Exercise material:
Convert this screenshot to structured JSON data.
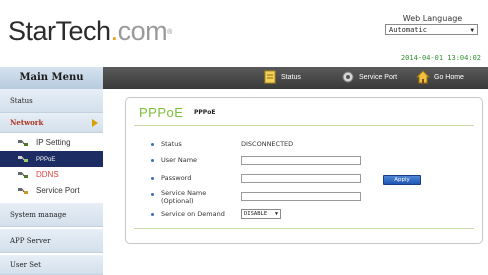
{
  "header": {
    "logo": {
      "star": "StarTech",
      "dot": ".",
      "com": "com",
      "reg": "®"
    },
    "web_language_label": "Web Language",
    "web_language_value": "Automatic",
    "datetime": "2014-04-01 13:04:02"
  },
  "sidebar": {
    "title": "Main Menu",
    "items": [
      {
        "label": "Status"
      },
      {
        "label": "Network"
      },
      {
        "label": "System manage"
      },
      {
        "label": "APP Server"
      },
      {
        "label": "User Set"
      }
    ],
    "network_sub": [
      {
        "label": "IP Setting",
        "icon": "network-settings-icon"
      },
      {
        "label": "PPPoE",
        "icon": "pppoe-icon"
      },
      {
        "label": "DDNS",
        "icon": "ddns-icon"
      },
      {
        "label": "Service Port",
        "icon": "service-port-icon"
      }
    ]
  },
  "topnav": [
    {
      "label": "Status",
      "icon": "status-icon"
    },
    {
      "label": "Service Port",
      "icon": "service-port-icon"
    },
    {
      "label": "Go Home",
      "icon": "home-icon"
    }
  ],
  "panel": {
    "title": "PPPoE",
    "subtitle": "PPPoE",
    "rows": [
      {
        "label": "Status",
        "value": "DISCONNECTED"
      },
      {
        "label": "User Name",
        "value": ""
      },
      {
        "label": "Password",
        "value": ""
      },
      {
        "label": "Service Name (Optional)",
        "value": ""
      },
      {
        "label": "Service on Demand",
        "value": "DISABLE"
      }
    ],
    "apply_label": "Apply"
  },
  "colors": {
    "accent_green": "#7cbf3a",
    "nav_dark": "#3a3a3a",
    "active_item": "#1d2d63",
    "apply_blue": "#2f6cc6"
  }
}
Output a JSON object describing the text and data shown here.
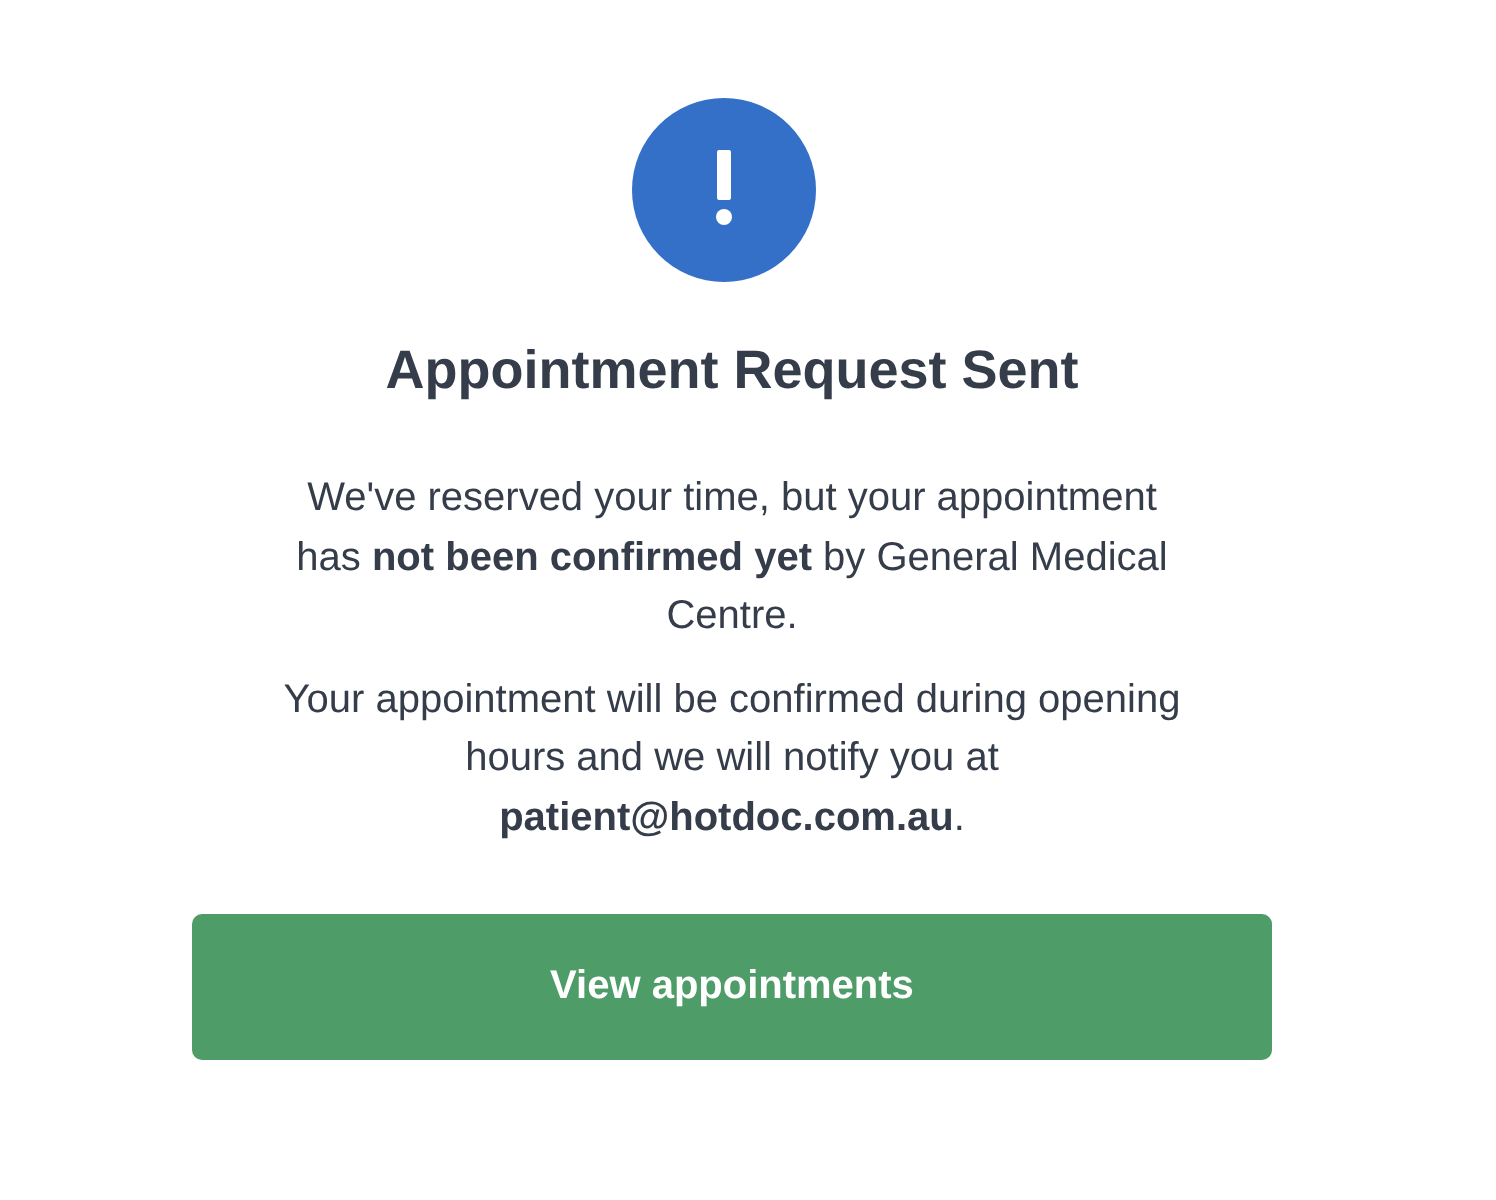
{
  "title": "Appointment Request Sent",
  "paragraphs": [
    "We've reserved your time, but your appointment has **not been confirmed yet** by General Medical Centre.",
    "Your appointment will be confirmed during opening hours and we will notify you at **patient@hotdoc.com.au**."
  ],
  "button": {
    "label": "View appointments"
  }
}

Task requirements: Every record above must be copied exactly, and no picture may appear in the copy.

Reply:
Convert this screenshot to structured JSON data.
{
  "header": {
    "logo": {
      "star": "StarTech",
      "dot": ".",
      "com": "com",
      "reg": "®"
    },
    "web_language_label": "Web Language",
    "web_language_value": "Automatic",
    "datetime": "2014-04-01 13:04:02"
  },
  "sidebar": {
    "title": "Main Menu",
    "items": [
      {
        "label": "Status"
      },
      {
        "label": "Network"
      },
      {
        "label": "System manage"
      },
      {
        "label": "APP Server"
      },
      {
        "label": "User Set"
      }
    ],
    "network_sub": [
      {
        "label": "IP Setting",
        "icon": "network-settings-icon"
      },
      {
        "label": "PPPoE",
        "icon": "pppoe-icon"
      },
      {
        "label": "DDNS",
        "icon": "ddns-icon"
      },
      {
        "label": "Service Port",
        "icon": "service-port-icon"
      }
    ]
  },
  "topnav": [
    {
      "label": "Status",
      "icon": "status-icon"
    },
    {
      "label": "Service Port",
      "icon": "service-port-icon"
    },
    {
      "label": "Go Home",
      "icon": "home-icon"
    }
  ],
  "panel": {
    "title": "PPPoE",
    "subtitle": "PPPoE",
    "rows": [
      {
        "label": "Status",
        "value": "DISCONNECTED"
      },
      {
        "label": "User Name",
        "value": ""
      },
      {
        "label": "Password",
        "value": ""
      },
      {
        "label": "Service Name (Optional)",
        "value": ""
      },
      {
        "label": "Service on Demand",
        "value": "DISABLE"
      }
    ],
    "apply_label": "Apply"
  },
  "colors": {
    "accent_green": "#7cbf3a",
    "nav_dark": "#3a3a3a",
    "active_item": "#1d2d63",
    "apply_blue": "#2f6cc6"
  }
}
Output a JSON object describing the text and data shown here.
{
  "title": "Appointment Request Sent",
  "paragraphs": [
    "We've reserved your time, but your appointment has **not been confirmed yet** by General Medical Centre.",
    "Your appointment will be confirmed during opening hours and we will notify you at **patient@hotdoc.com.au**."
  ],
  "button": {
    "label": "View appointments"
  }
}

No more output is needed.